What is required » Please tally how many lines in the entries below include the word "structured", giving only the number.

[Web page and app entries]

-------------------------

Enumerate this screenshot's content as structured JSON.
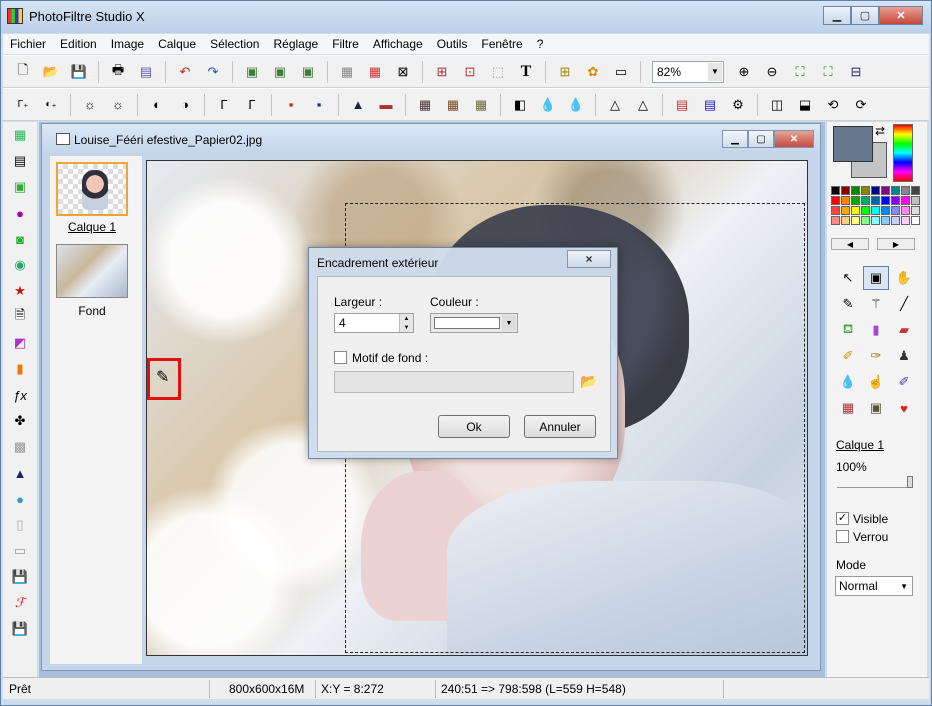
{
  "app": {
    "title": "PhotoFiltre Studio X"
  },
  "menu": [
    "Fichier",
    "Edition",
    "Image",
    "Calque",
    "Sélection",
    "Réglage",
    "Filtre",
    "Affichage",
    "Outils",
    "Fenêtre",
    "?"
  ],
  "toolbar": {
    "zoom": "82%",
    "text_tool_label": "T"
  },
  "document": {
    "title": "Louise_Fééri efestive_Papier02.jpg",
    "layers": [
      {
        "label": "Calque 1"
      },
      {
        "label": "Fond"
      }
    ]
  },
  "dialog": {
    "title": "Encadrement extérieur",
    "close_label": "×",
    "width_label": "Largeur :",
    "width_value": "4",
    "color_label": "Couleur :",
    "pattern_label": "Motif de fond :",
    "ok_label": "Ok",
    "cancel_label": "Annuler"
  },
  "right_panel": {
    "layer_name": "Calque 1",
    "opacity": "100%",
    "visible_label": "Visible",
    "lock_label": "Verrou",
    "mode_label": "Mode",
    "mode_value": "Normal",
    "colors": {
      "foreground": "#67788e",
      "background": "#c5c5c5"
    }
  },
  "statusbar": {
    "state": "Prêt",
    "size": "800x600x16M",
    "coords": "X:Y = 8:272",
    "selection": "240:51 => 798:598 (L=559  H=548)"
  }
}
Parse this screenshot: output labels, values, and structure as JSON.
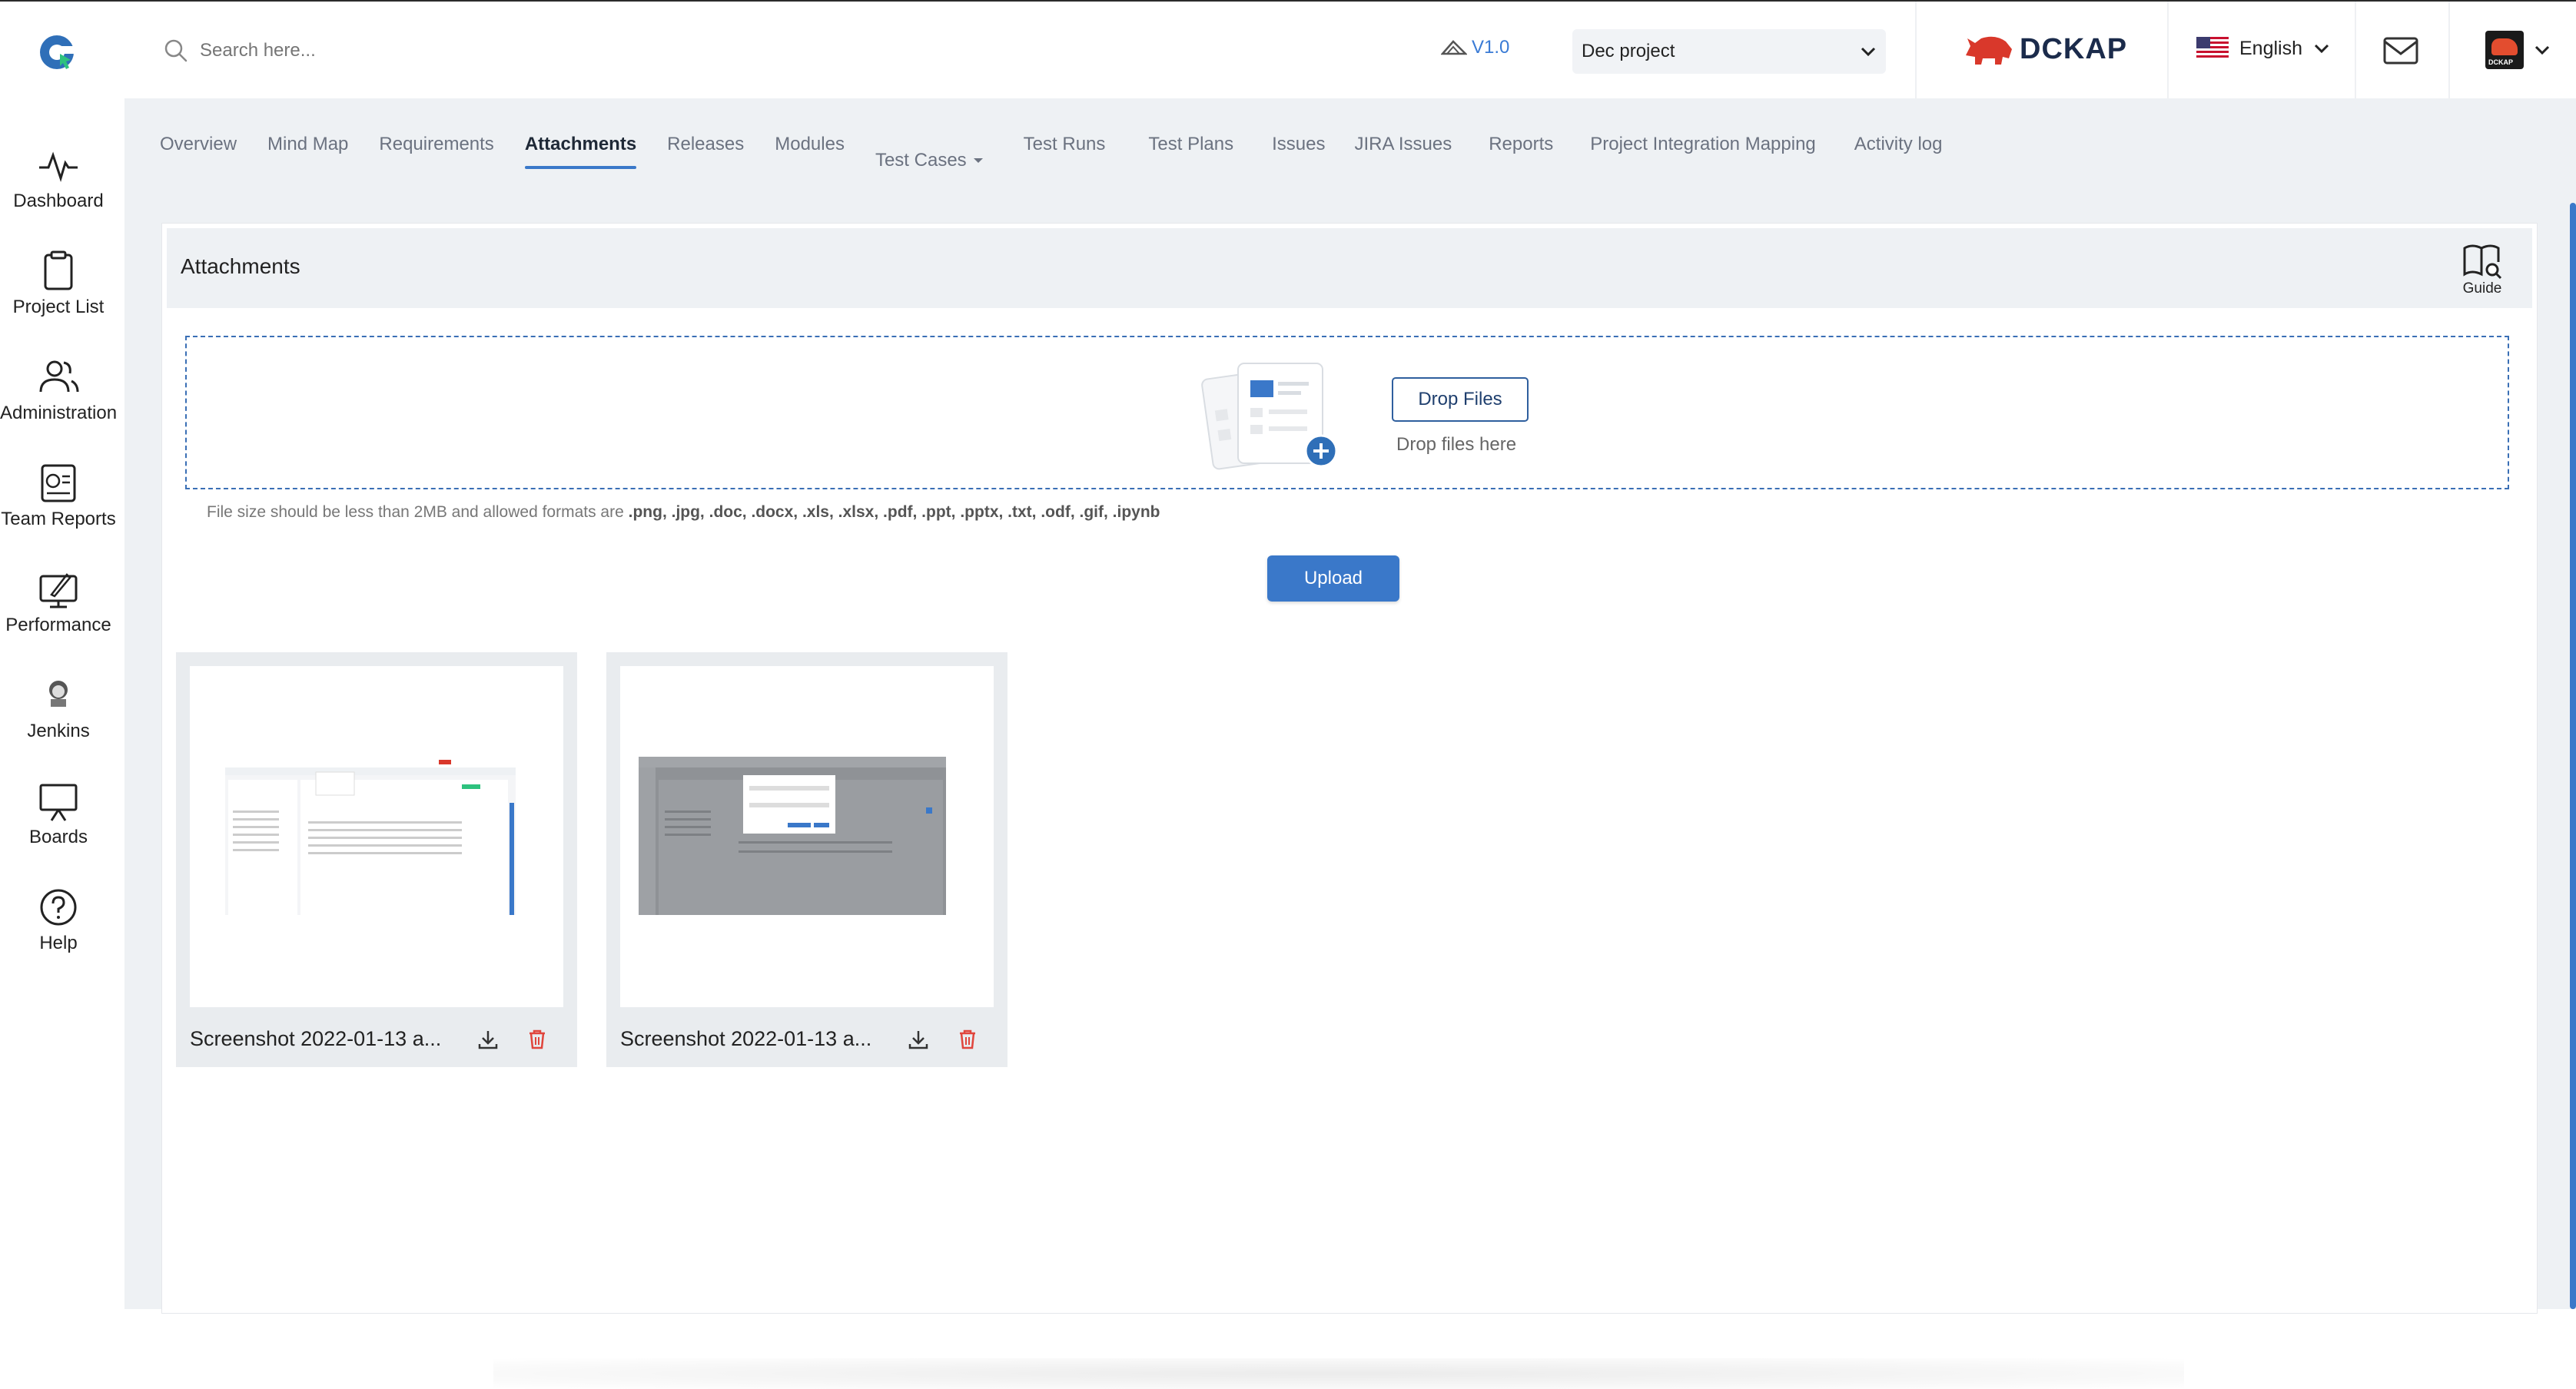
{
  "header": {
    "search_placeholder": "Search here...",
    "version": "V1.0",
    "project_select": "Dec project",
    "brand": "DCKAP",
    "language": "English",
    "avatar_text": "DCKAP"
  },
  "sidebar": {
    "items": [
      {
        "label": "Dashboard",
        "icon": "pulse-icon"
      },
      {
        "label": "Project List",
        "icon": "clipboard-icon"
      },
      {
        "label": "Administration",
        "icon": "users-icon"
      },
      {
        "label": "Team Reports",
        "icon": "report-icon"
      },
      {
        "label": "Performance",
        "icon": "rocket-monitor-icon"
      },
      {
        "label": "Jenkins",
        "icon": "jenkins-icon"
      },
      {
        "label": "Boards",
        "icon": "board-icon"
      },
      {
        "label": "Help",
        "icon": "help-icon"
      }
    ]
  },
  "tabs": [
    {
      "label": "Overview",
      "active": false
    },
    {
      "label": "Mind Map",
      "active": false
    },
    {
      "label": "Requirements",
      "active": false
    },
    {
      "label": "Attachments",
      "active": true
    },
    {
      "label": "Releases",
      "active": false
    },
    {
      "label": "Modules",
      "active": false
    },
    {
      "label": "Test Cases",
      "active": false
    },
    {
      "label": "Test Runs",
      "active": false
    },
    {
      "label": "Test Plans",
      "active": false
    },
    {
      "label": "Issues",
      "active": false
    },
    {
      "label": "JIRA Issues",
      "active": false
    },
    {
      "label": "Reports",
      "active": false
    },
    {
      "label": "Project Integration Mapping",
      "active": false
    },
    {
      "label": "Activity log",
      "active": false
    }
  ],
  "card": {
    "title": "Attachments",
    "guide_label": "Guide",
    "drop_button": "Drop Files",
    "drop_hint": "Drop files here",
    "file_note_prefix": "File size should be less than 2MB and allowed formats are ",
    "file_note_formats": ".png, .jpg, .doc, .docx, .xls, .xlsx, .pdf, .ppt, .pptx, .txt, .odf, .gif, .ipynb",
    "upload_button": "Upload"
  },
  "attachments": [
    {
      "name": "Screenshot 2022-01-13 a..."
    },
    {
      "name": "Screenshot 2022-01-13 a..."
    }
  ],
  "colors": {
    "accent": "#3a78c9",
    "delete": "#e0453c",
    "background": "#eef1f4"
  }
}
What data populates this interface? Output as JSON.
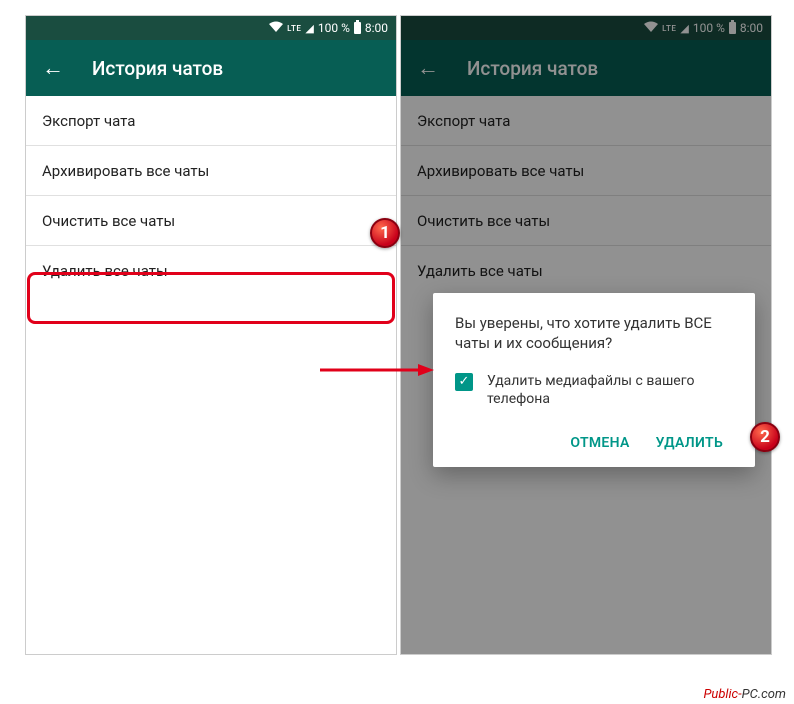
{
  "status": {
    "lte": "LTE",
    "percent": "100 %",
    "time": "8:00"
  },
  "appbar": {
    "title": "История чатов"
  },
  "menu": {
    "export": "Экспорт чата",
    "archive": "Архивировать все чаты",
    "clear": "Очистить все чаты",
    "delete": "Удалить все чаты"
  },
  "dialog": {
    "message": "Вы уверены, что хотите удалить ВСЕ чаты и их сообщения?",
    "checkbox_label": "Удалить медиафайлы с вашего телефона",
    "cancel": "ОТМЕНА",
    "delete": "УДАЛИТЬ"
  },
  "badges": {
    "one": "1",
    "two": "2"
  },
  "watermark": {
    "a": "Public-",
    "b": "PC.com"
  }
}
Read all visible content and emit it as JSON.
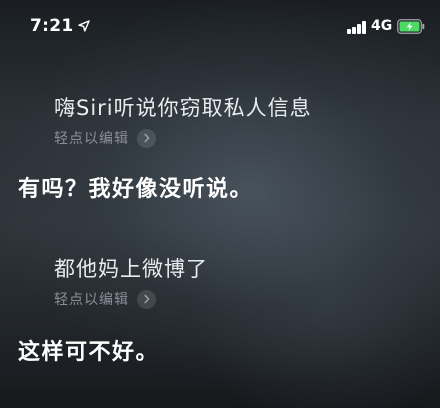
{
  "status_bar": {
    "time": "7:21",
    "network": "4G",
    "icons": {
      "location": "location-arrow-icon",
      "signal": "cellular-signal-icon",
      "battery": "battery-charging-icon"
    },
    "battery_color": "#4cd964"
  },
  "conversation": [
    {
      "utterance": "嗨Siri听说你窃取私人信息",
      "edit_hint": "轻点以编辑",
      "reply": "有吗？我好像没听说。"
    },
    {
      "utterance": "都他妈上微博了",
      "edit_hint": "轻点以编辑",
      "reply": "这样可不好。"
    }
  ]
}
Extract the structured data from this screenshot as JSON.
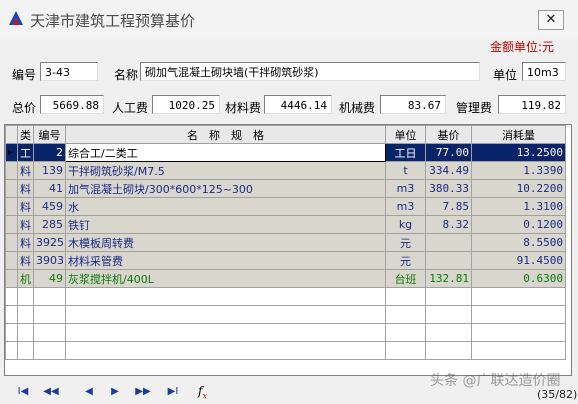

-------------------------

Your solution » 2